**Work item:** The response must be made up of the lines in the entries below that contain "Azure".

Dataset rows describing interfaces:

* * * * *

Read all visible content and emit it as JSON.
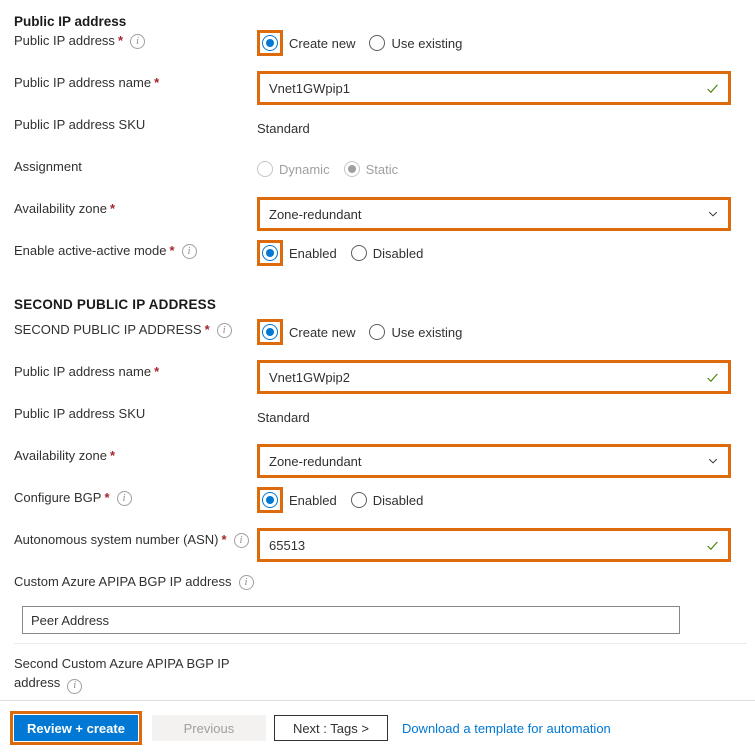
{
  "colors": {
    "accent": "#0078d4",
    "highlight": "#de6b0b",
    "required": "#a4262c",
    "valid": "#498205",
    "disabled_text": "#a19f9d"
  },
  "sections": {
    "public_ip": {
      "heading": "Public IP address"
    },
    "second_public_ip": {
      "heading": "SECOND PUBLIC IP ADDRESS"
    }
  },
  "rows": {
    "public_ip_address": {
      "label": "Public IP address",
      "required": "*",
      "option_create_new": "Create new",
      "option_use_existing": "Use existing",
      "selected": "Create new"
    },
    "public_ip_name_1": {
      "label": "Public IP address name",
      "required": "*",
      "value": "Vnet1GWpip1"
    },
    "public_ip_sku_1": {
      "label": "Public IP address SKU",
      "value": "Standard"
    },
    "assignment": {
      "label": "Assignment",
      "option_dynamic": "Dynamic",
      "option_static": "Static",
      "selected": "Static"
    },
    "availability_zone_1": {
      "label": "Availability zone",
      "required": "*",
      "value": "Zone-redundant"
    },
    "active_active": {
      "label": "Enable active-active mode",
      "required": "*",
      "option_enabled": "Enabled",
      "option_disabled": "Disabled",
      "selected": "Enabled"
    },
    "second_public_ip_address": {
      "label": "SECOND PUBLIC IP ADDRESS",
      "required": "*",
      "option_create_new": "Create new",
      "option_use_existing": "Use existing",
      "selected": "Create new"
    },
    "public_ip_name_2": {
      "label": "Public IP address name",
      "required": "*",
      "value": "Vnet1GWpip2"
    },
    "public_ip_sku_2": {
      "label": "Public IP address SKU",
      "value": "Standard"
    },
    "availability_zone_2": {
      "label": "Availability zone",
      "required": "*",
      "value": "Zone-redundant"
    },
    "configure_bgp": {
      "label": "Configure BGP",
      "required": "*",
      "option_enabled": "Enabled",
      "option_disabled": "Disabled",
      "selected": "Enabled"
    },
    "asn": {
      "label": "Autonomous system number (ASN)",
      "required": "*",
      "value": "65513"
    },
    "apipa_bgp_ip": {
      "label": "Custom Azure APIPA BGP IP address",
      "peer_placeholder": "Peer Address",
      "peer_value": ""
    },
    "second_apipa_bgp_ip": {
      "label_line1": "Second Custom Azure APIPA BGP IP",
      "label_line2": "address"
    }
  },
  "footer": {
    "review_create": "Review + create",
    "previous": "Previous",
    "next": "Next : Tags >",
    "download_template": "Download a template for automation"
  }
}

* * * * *

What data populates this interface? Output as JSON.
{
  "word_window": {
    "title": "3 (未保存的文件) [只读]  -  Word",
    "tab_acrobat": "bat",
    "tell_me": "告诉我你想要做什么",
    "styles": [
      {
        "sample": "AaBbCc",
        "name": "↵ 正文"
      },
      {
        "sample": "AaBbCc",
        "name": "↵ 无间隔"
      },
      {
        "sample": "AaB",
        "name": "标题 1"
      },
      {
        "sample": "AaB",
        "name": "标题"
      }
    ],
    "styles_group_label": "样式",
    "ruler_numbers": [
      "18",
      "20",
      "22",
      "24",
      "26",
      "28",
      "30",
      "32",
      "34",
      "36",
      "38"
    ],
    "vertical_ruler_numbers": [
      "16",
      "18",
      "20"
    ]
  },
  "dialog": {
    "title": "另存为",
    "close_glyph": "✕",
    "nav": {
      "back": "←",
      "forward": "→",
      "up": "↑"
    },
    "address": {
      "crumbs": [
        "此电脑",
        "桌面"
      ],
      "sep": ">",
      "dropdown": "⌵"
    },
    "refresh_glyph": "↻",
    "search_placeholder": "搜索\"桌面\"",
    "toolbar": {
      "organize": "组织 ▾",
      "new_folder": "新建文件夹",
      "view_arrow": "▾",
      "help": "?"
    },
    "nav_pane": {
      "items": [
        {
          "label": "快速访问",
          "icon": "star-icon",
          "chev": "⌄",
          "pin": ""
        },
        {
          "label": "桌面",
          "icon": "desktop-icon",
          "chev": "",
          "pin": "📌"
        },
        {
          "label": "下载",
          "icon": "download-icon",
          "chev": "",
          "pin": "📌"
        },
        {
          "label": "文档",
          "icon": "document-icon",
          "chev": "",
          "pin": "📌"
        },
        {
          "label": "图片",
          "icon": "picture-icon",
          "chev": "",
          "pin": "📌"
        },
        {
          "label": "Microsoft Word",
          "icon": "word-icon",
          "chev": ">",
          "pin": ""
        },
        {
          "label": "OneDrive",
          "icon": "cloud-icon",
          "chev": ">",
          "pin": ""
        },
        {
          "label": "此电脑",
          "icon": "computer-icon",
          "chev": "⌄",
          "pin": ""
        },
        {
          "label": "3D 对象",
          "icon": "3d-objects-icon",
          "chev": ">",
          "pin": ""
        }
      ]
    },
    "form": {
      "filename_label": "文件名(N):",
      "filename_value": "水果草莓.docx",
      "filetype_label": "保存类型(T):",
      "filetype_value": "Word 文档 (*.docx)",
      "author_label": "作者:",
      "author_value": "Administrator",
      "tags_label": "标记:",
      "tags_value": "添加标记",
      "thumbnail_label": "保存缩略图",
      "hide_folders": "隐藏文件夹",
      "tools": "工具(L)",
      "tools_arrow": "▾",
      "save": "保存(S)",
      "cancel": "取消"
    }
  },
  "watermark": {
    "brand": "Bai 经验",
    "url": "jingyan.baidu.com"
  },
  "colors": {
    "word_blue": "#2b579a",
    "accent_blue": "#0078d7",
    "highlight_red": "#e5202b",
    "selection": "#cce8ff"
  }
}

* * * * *

**Answer to the exercise:**
      "label": "Custom Azure APIPA BGP IP address",
      "label_line1": "Second Custom Azure APIPA BGP IP",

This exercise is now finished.